World Cup Emotions and Great Teams
The World Cup and Wimbledon are over – what are we going to do for our entertainment? Even people who don’t usually like sport have been drawn into England’s world cup journey to the semi-finals. The reason for this is that sport engages our emotions. The Greeks and Romans knew that the best way to get people engaged is through their emotions – the Greeks used tragedy and the Romans used gladiators. Sport is our modern-day equivalent. When watching the England players, we feel involved, we feel their joy and their pain, and we go back for more. We like experiencing emotions – it’s part of being human.
Since being knocked out at the semi-final stage, praise has deservedly been lavished on the team and their manager – there is even a tube station temporarily renamed Gareth Southgate. Many factors contributed to their success and many psychological explanations have been given – all of which undoubtedly played their part. I want to add one more theory about the way Gareth Southgate has removed the fear from the team and replaced it with a positive emotion, a sense of adventure. This theory is about our needs when we relate to other people and the helpful or unhelpful emotions these can generate.
Self-worth and Emotions

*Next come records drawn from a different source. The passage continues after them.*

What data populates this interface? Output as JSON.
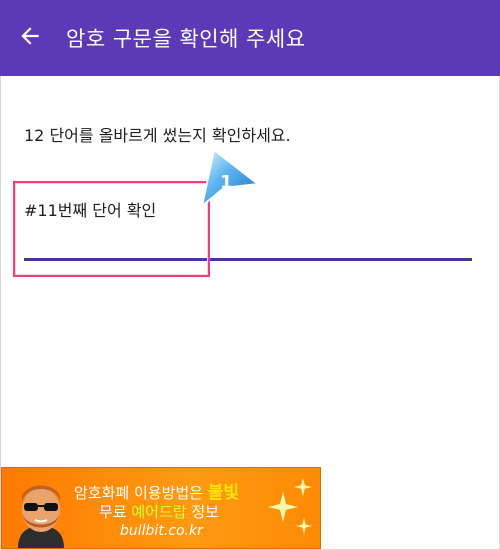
{
  "colors": {
    "appbar": "#5c3ab7",
    "underline": "#4a3596",
    "highlight": "#ee3f7a",
    "banner": "#ff8a05",
    "callout": "#2f8ee0"
  },
  "appbar": {
    "back_icon": "arrow-left-icon",
    "title": "암호 구문을 확인해 주세요"
  },
  "main": {
    "instruction": "12 단어를 올바르게 썼는지 확인하세요.",
    "field_label": "#11번째 단어 확인",
    "field_value": ""
  },
  "callout": {
    "number": "1"
  },
  "banner": {
    "line1_prefix": "암호화폐 이용방법은 ",
    "line1_highlight": "불빛",
    "line2_prefix": "무료 ",
    "line2_highlight": "예어드랍",
    "line2_suffix": " 정보",
    "site": "bullbit.co.kr"
  }
}
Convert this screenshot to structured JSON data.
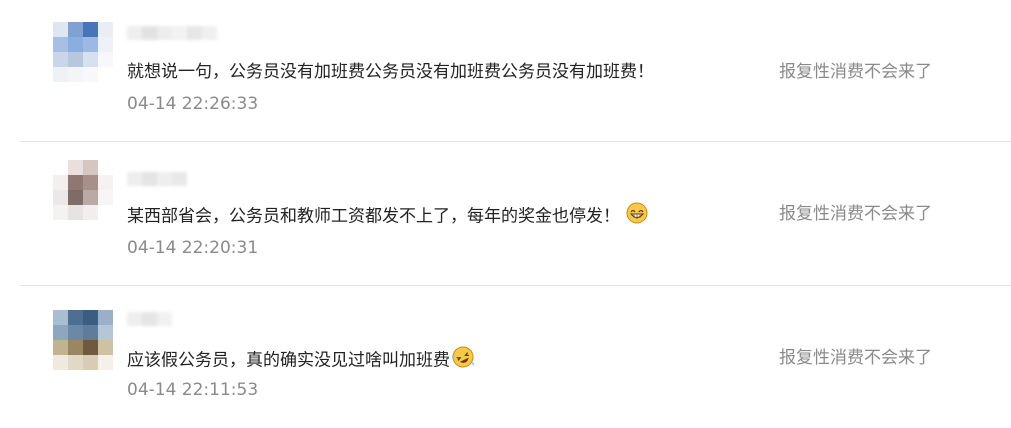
{
  "comments": [
    {
      "text": "就想说一句，公务员没有加班费公务员没有加班费公务员没有加班费！",
      "time": "04-14 22:26:33",
      "action": "报复性消费不会来了",
      "emoji": "",
      "colors": {
        "avatar_primary": "#5b84c4",
        "avatar_secondary": "#a9c2e6"
      }
    },
    {
      "text": "某西部省会，公务员和教师工资都发不上了，每年的奖金也停发！",
      "time": "04-14 22:20:31",
      "action": "报复性消费不会来了",
      "emoji": "grinning-face-icon",
      "colors": {
        "avatar_primary": "#8a6d65",
        "avatar_secondary": "#c9bdb6"
      }
    },
    {
      "text": "应该假公务员，真的确实没见过啥叫加班费",
      "time": "04-14 22:11:53",
      "action": "报复性消费不会来了",
      "emoji": "rolling-laughing-face-icon",
      "colors": {
        "avatar_primary": "#3d5f84",
        "avatar_secondary": "#c7b79a"
      }
    }
  ]
}
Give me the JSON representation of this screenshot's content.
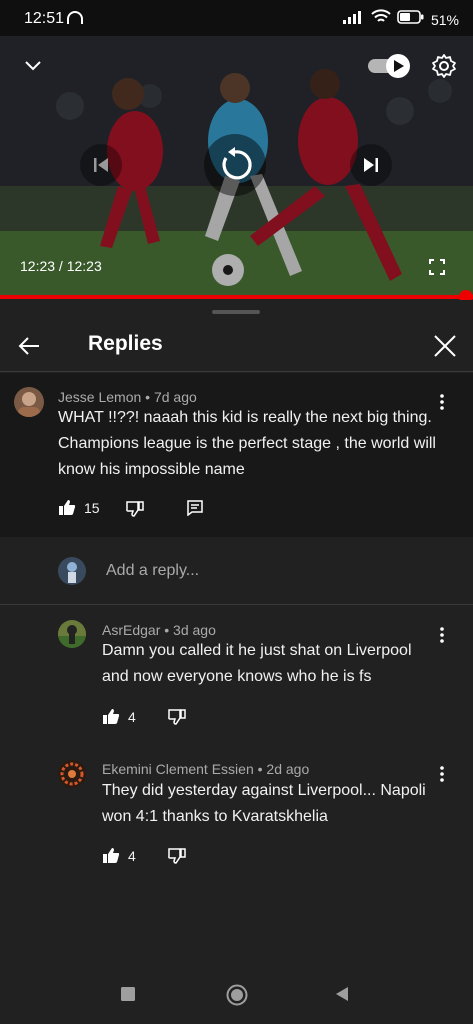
{
  "status": {
    "time": "12:51",
    "battery": "51%"
  },
  "video": {
    "time": "12:23 / 12:23"
  },
  "panel": {
    "title": "Replies"
  },
  "comment": {
    "author": "Jesse Lemon",
    "age": "7d ago",
    "text": "WHAT !!??! naaah this kid is really the next big thing. Champions league is the perfect stage , the world will know his impossible name",
    "likes": "15"
  },
  "add_reply": {
    "placeholder": "Add a reply..."
  },
  "replies": [
    {
      "author": "AsrEdgar",
      "age": "3d ago",
      "text": "Damn you called it he just shat on Liverpool and now everyone knows who he is fs",
      "likes": "4"
    },
    {
      "author": "Ekemini Clement Essien",
      "age": "2d ago",
      "text": "They did yesterday against Liverpool... Napoli won 4:1 thanks to Kvaratskhelia",
      "likes": "4"
    }
  ],
  "icons": {
    "network": "signal-icon",
    "wifi": "wifi-icon",
    "battery": "battery-icon",
    "collapse": "chevron-down-icon",
    "autoplay": "autoplay-toggle",
    "settings": "gear-icon",
    "prev": "skip-previous-icon",
    "replay": "replay-icon",
    "next": "skip-next-icon",
    "fullscreen": "fullscreen-icon",
    "back": "back-arrow-icon",
    "close": "close-icon",
    "more": "more-vert-icon",
    "like": "thumb-up-icon",
    "dislike": "thumb-down-icon",
    "reply": "comment-icon"
  },
  "colors": {
    "progress": "#ee0000",
    "background": "#212121",
    "comment_bg": "#181818"
  },
  "video_progress": 1.0
}
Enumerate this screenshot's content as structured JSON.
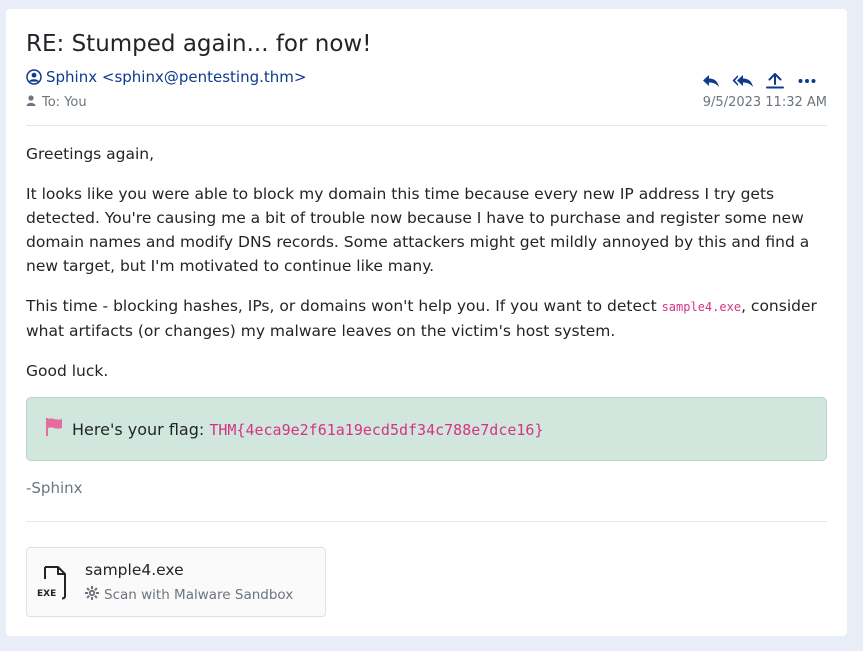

Our sense of self-worth comes from our social needs to feel significant (that we matter), competent (that we are respected) and likeable (that others like us). If these needs are satisfied, we feel confident and positive and this helps us perform better. But if they are not satisfied, then we feel fears – the fear of being excluded, the fear of being humiliated and the fear of being rejected – and these undermine our confidence and make our performance more hesitant, leading to worse results.
Throughout the World Cup tournament, the England players were able to maintain their sense of self-worth and this gave them the confidence to play without fear and to perform on the big stage. The fans and media were supportive throughout which meant that the team felt that they mattered, they were respected and they were liked. Instinctive fears were removed and they could play with a sense of adventure. When asked if he was nervous, Dele Alli replied “excited, not nervous”, turning a negative emotion into a positive one.
The players returned to the UK with their self-esteem intact, not having to apologise to the media and fans as previous teams have done. Add to that Gareth Southgate’s style of using praise rather than blame to motivate, and you have a winning formula for creating a great team. And of course this applies to teams outside sport too!